- BC Games
Steele: Season for colourful flowers, vibrant ornamental grasses
I love the garden in autumn. Here are some plants that make it so special.
Caryopteris (blue mist shrub) is a wonderful low-water shrub. Covered in tiny blue flowers from August to frost, it’s a favourite of pollinators.
C. ‘Dark Knight’ has the deepest blue flowers to complement the silver leaves of this compact 5x5-foot shrub.
Sulphur yellow blooms of the native rabbitbrush (Ericameria nauseosus) brightened our dry grasslands from mid August to late September. With silver, needle-like foliage, it’s outstanding all season and a great addition to dry, sunny gardens.
Another great dry garden performer is Sedum ‘Autumn Joy’. An easy plant to grow and propagate, it has excellent glaucous foliage all season.
Buds begin green in early August, opening pink, deepening to red and going rust in October.
I wait until spring to cut them down as they look wonderful in frost and snow.
The many varieties of tall annual sunflowers and red amaranth are really spectacular until frost and provide winter seeds for birds.
Japanese anemones have attractive mounds of maple-like leaves and produce masses of fall bloom even in a fairly shaded garden.
Anemone ‘Robustissima’, the drought tolerant variety, has pink flowers and a vigorous habit. Dry conditions and lean soil slow its growth.
Although not drought hardy, the following sun-loving perennials will grow with moderate to low water:
Fall is synonymous with chrysanthemums. There are many variations in height, colour and bloom time from mid summer through to late fall. We often get frost before the late varieties can bloom.
Fall asters are in their glory in September, however they only bloom for about three weeks so I prefer to grow Aster frikartii.
It has masses of yellow-centred blue daisies from July to frost and does not require dead-heading.
Another July to frost bloomer is Gaillardia ‘Burgundy.’ Its deep-red daisies provide a vivid contrast to almost any other colour. It needs dead-heading for repeat bloom.
Equally long-blooming, Rudbeckia ‘Goldsturm’, provides a golden show and the prominent black seed heads look great in winter, and feed birds.
The more drought tolerant Rudbeckia hirta varieties are grown as annuals but always re-seed abundantly in my garden, blooming from July to frost.
My favourite ornamental grasses are the fall blooming Panicum virgatum varieties, Miscanthus varieties and Saccharum ravennae.
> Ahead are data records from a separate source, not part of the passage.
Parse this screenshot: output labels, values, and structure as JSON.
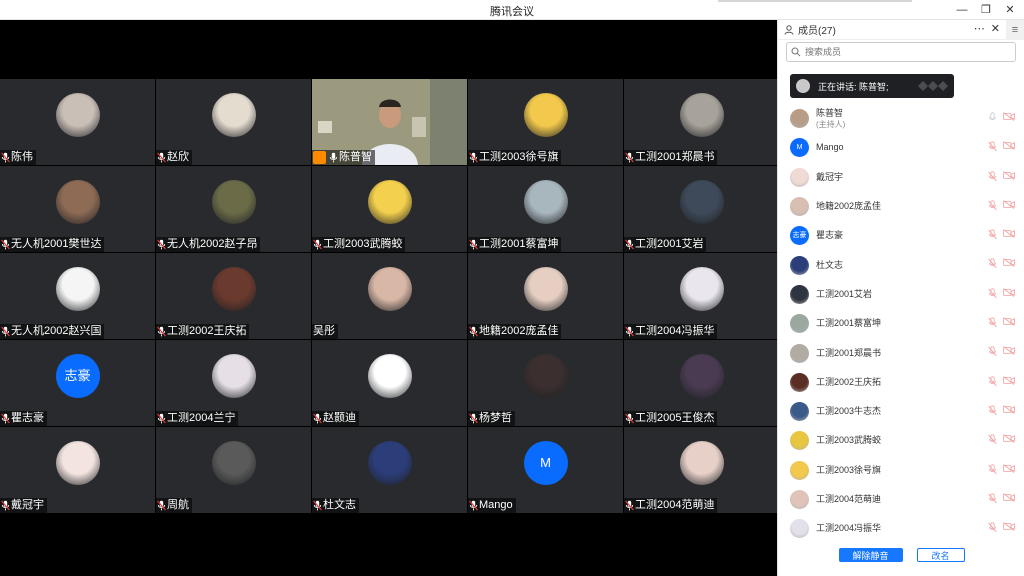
{
  "window": {
    "title": "腾讯会议"
  },
  "tiles": [
    {
      "name": "陈伟",
      "avatar": "photo",
      "color": "#c9bfb7"
    },
    {
      "name": "赵欣",
      "avatar": "photo",
      "color": "#e4dccf"
    },
    {
      "name": "陈普智",
      "avatar": "video",
      "color": "#8a8f7c",
      "active": true,
      "host": true
    },
    {
      "name": "工测2003徐号旗",
      "avatar": "photo",
      "color": "#f2c94c"
    },
    {
      "name": "工测2001郑晨书",
      "avatar": "photo",
      "color": "#a7a29a"
    },
    {
      "name": "无人机2001樊世达",
      "avatar": "photo",
      "color": "#8e6b55"
    },
    {
      "name": "无人机2002赵子昂",
      "avatar": "photo",
      "color": "#6b6b48"
    },
    {
      "name": "工测2003武腾蛟",
      "avatar": "photo",
      "color": "#f3d04d"
    },
    {
      "name": "工测2001蔡富坤",
      "avatar": "photo",
      "color": "#a8b6bd"
    },
    {
      "name": "工测2001艾岩",
      "avatar": "photo",
      "color": "#3e4a5a"
    },
    {
      "name": "无人机2002赵兴国",
      "avatar": "photo",
      "color": "#f5f5f5"
    },
    {
      "name": "工测2002王庆拓",
      "avatar": "photo",
      "color": "#6a3a2e"
    },
    {
      "name": "吴彤",
      "avatar": "photo",
      "color": "#d8b7a6",
      "nomic": true
    },
    {
      "name": "地籍2002庞孟佳",
      "avatar": "photo",
      "color": "#e6cfc2"
    },
    {
      "name": "工测2004冯振华",
      "avatar": "photo",
      "color": "#e9e6ee"
    },
    {
      "name": "瞿志豪",
      "avatar": "initial",
      "initial": "志豪",
      "color": "#0a6cff"
    },
    {
      "name": "工测2004兰宁",
      "avatar": "photo",
      "color": "#e6e0e6"
    },
    {
      "name": "赵颢迪",
      "avatar": "photo",
      "color": "#ffffff"
    },
    {
      "name": "杨梦哲",
      "avatar": "photo",
      "color": "#3b2f2f"
    },
    {
      "name": "工测2005王俊杰",
      "avatar": "photo",
      "color": "#4a3b52"
    },
    {
      "name": "戴冠宇",
      "avatar": "photo",
      "color": "#f3e4e0"
    },
    {
      "name": "周航",
      "avatar": "photo",
      "color": "#5a5a5a"
    },
    {
      "name": "杜文志",
      "avatar": "photo",
      "color": "#2c3e7a"
    },
    {
      "name": "Mango",
      "avatar": "initial",
      "initial": "M",
      "color": "#0a6cff"
    },
    {
      "name": "工测2004范萌迪",
      "avatar": "photo",
      "color": "#e7d0c8"
    }
  ],
  "panel": {
    "title": "成员(27)",
    "search_placeholder": "搜索成员",
    "speaking_label": "正在讲话: 陈普智;",
    "members": [
      {
        "name": "陈普智",
        "sub": "(主持人)",
        "avatar": "photo",
        "color": "#b79d88",
        "mic": "on"
      },
      {
        "name": "Mango",
        "avatar": "initial",
        "initial": "M",
        "color": "#0a6cff"
      },
      {
        "name": "戴冠宇",
        "avatar": "photo",
        "color": "#f0dad4"
      },
      {
        "name": "地籍2002庞孟佳",
        "avatar": "photo",
        "color": "#d9bfb2"
      },
      {
        "name": "瞿志豪",
        "avatar": "initial",
        "initial": "志豪",
        "color": "#0a6cff"
      },
      {
        "name": "杜文志",
        "avatar": "photo",
        "color": "#2c3e7a"
      },
      {
        "name": "工测2001艾岩",
        "avatar": "photo",
        "color": "#2e3440"
      },
      {
        "name": "工测2001蔡富坤",
        "avatar": "photo",
        "color": "#9aa8a0"
      },
      {
        "name": "工测2001郑晨书",
        "avatar": "photo",
        "color": "#b1aba2"
      },
      {
        "name": "工测2002王庆拓",
        "avatar": "photo",
        "color": "#5a2e25"
      },
      {
        "name": "工测2003牛志杰",
        "avatar": "photo",
        "color": "#3a5a8a"
      },
      {
        "name": "工测2003武腾蛟",
        "avatar": "photo",
        "color": "#e8c640"
      },
      {
        "name": "工测2003徐号旗",
        "avatar": "photo",
        "color": "#f2c94c"
      },
      {
        "name": "工测2004范萌迪",
        "avatar": "photo",
        "color": "#e0c4ba"
      },
      {
        "name": "工测2004冯振华",
        "avatar": "photo",
        "color": "#e4e0ea"
      }
    ],
    "unmute_all": "解除静音",
    "rename": "改名"
  },
  "colors": {
    "accent": "#1677ff",
    "mute_red": "#e53935",
    "tile_bg": "#282a2d",
    "active_border": "#27c26f",
    "host_badge": "#ff8a00"
  }
}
The golden seed heads of June blooming Calamagrostis ‘Karl Foerster and Deschampsia ‘Goldtau’ compliment the fall garden.
Visit Stuart Park, on Kelowna’s downtown waterfront, to see some mass plantings of grasses.
Ornamental grasses are low maintenance and combine well with mass plantings of some of the above mentioned perennials.
To find out more, join me on Saturday for a class on easy maintenance gardening with ornamental frasses, from 1 to 3 p.m., at Kinsmen Fieldhouse. Cost is $20 (barcode: 126042). Register online at kelowna.ca/recreation or call 250-469-8800.